▶ **Goal of the exercise**
Repeat the data in full and exactly. Leave the pictures out.

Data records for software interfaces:

******

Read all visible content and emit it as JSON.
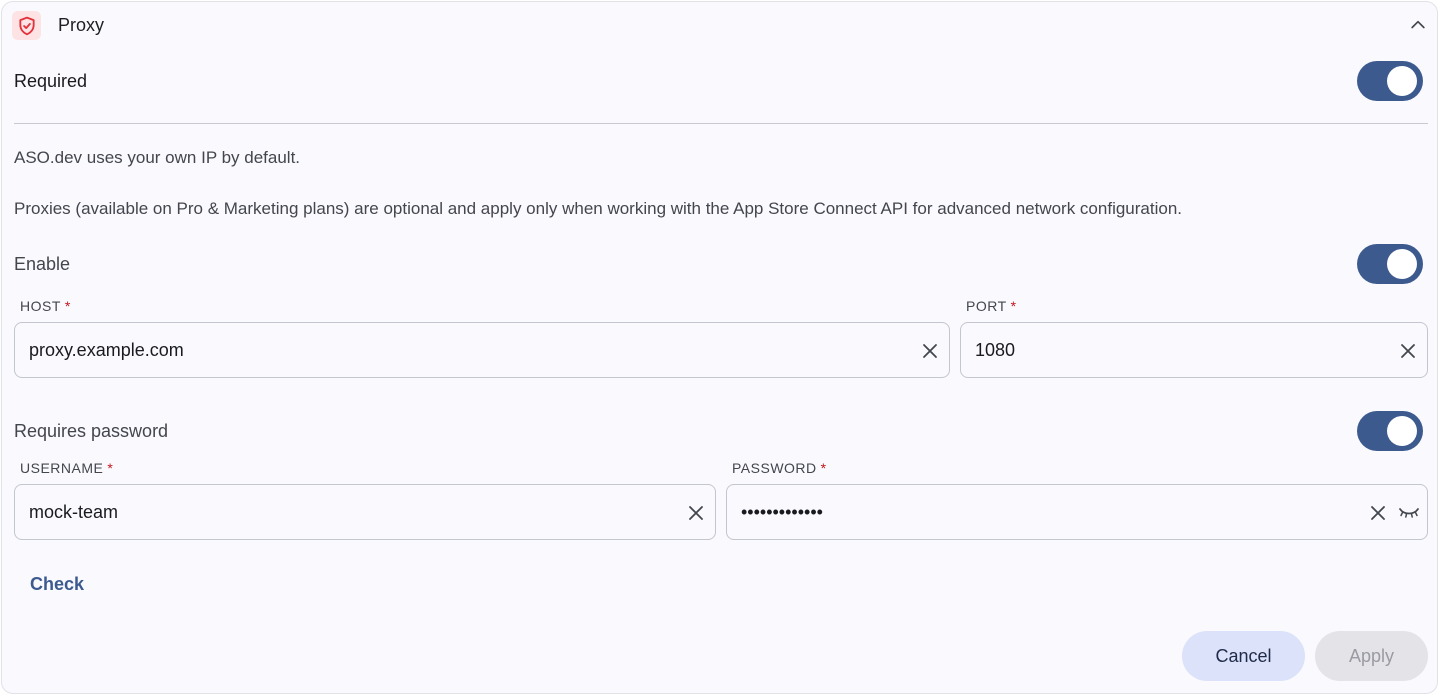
{
  "header": {
    "title": "Proxy",
    "logo_icon": "shield-check-icon",
    "collapse_icon": "chevron-up-icon"
  },
  "required": {
    "label": "Required",
    "on": true
  },
  "description": {
    "line1": "ASO.dev uses your own IP by default.",
    "line2": "Proxies (available on Pro & Marketing plans) are optional and apply only when working with the App Store Connect API for advanced network configuration."
  },
  "enable": {
    "label": "Enable",
    "on": true
  },
  "host": {
    "label": "HOST",
    "required_mark": "*",
    "value": "proxy.example.com"
  },
  "port": {
    "label": "PORT",
    "required_mark": "*",
    "value": "1080"
  },
  "requires_password": {
    "label": "Requires password",
    "on": true
  },
  "username": {
    "label": "USERNAME",
    "required_mark": "*",
    "value": "mock-team"
  },
  "password": {
    "label": "PASSWORD",
    "required_mark": "*",
    "value": "•••••••••••••"
  },
  "actions": {
    "check": "Check",
    "cancel": "Cancel",
    "apply": "Apply"
  },
  "colors": {
    "accent": "#3d5a8f",
    "required": "#c4161c",
    "logo_bg": "#fde3e4",
    "logo_fg": "#e2323b"
  }
}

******

▶ **Result of the task**
Read all visible content and emit it as JSON.
{
  "header": {
    "title": "Proxy",
    "logo_icon": "shield-check-icon",
    "collapse_icon": "chevron-up-icon"
  },
  "required": {
    "label": "Required",
    "on": true
  },
  "description": {
    "line1": "ASO.dev uses your own IP by default.",
    "line2": "Proxies (available on Pro & Marketing plans) are optional and apply only when working with the App Store Connect API for advanced network configuration."
  },
  "enable": {
    "label": "Enable",
    "on": true
  },
  "host": {
    "label": "HOST",
    "required_mark": "*",
    "value": "proxy.example.com"
  },
  "port": {
    "label": "PORT",
    "required_mark": "*",
    "value": "1080"
  },
  "requires_password": {
    "label": "Requires password",
    "on": true
  },
  "username": {
    "label": "USERNAME",
    "required_mark": "*",
    "value": "mock-team"
  },
  "password": {
    "label": "PASSWORD",
    "required_mark": "*",
    "value": "•••••••••••••"
  },
  "actions": {
    "check": "Check",
    "cancel": "Cancel",
    "apply": "Apply"
  },
  "colors": {
    "accent": "#3d5a8f",
    "required": "#c4161c",
    "logo_bg": "#fde3e4",
    "logo_fg": "#e2323b"
  }
}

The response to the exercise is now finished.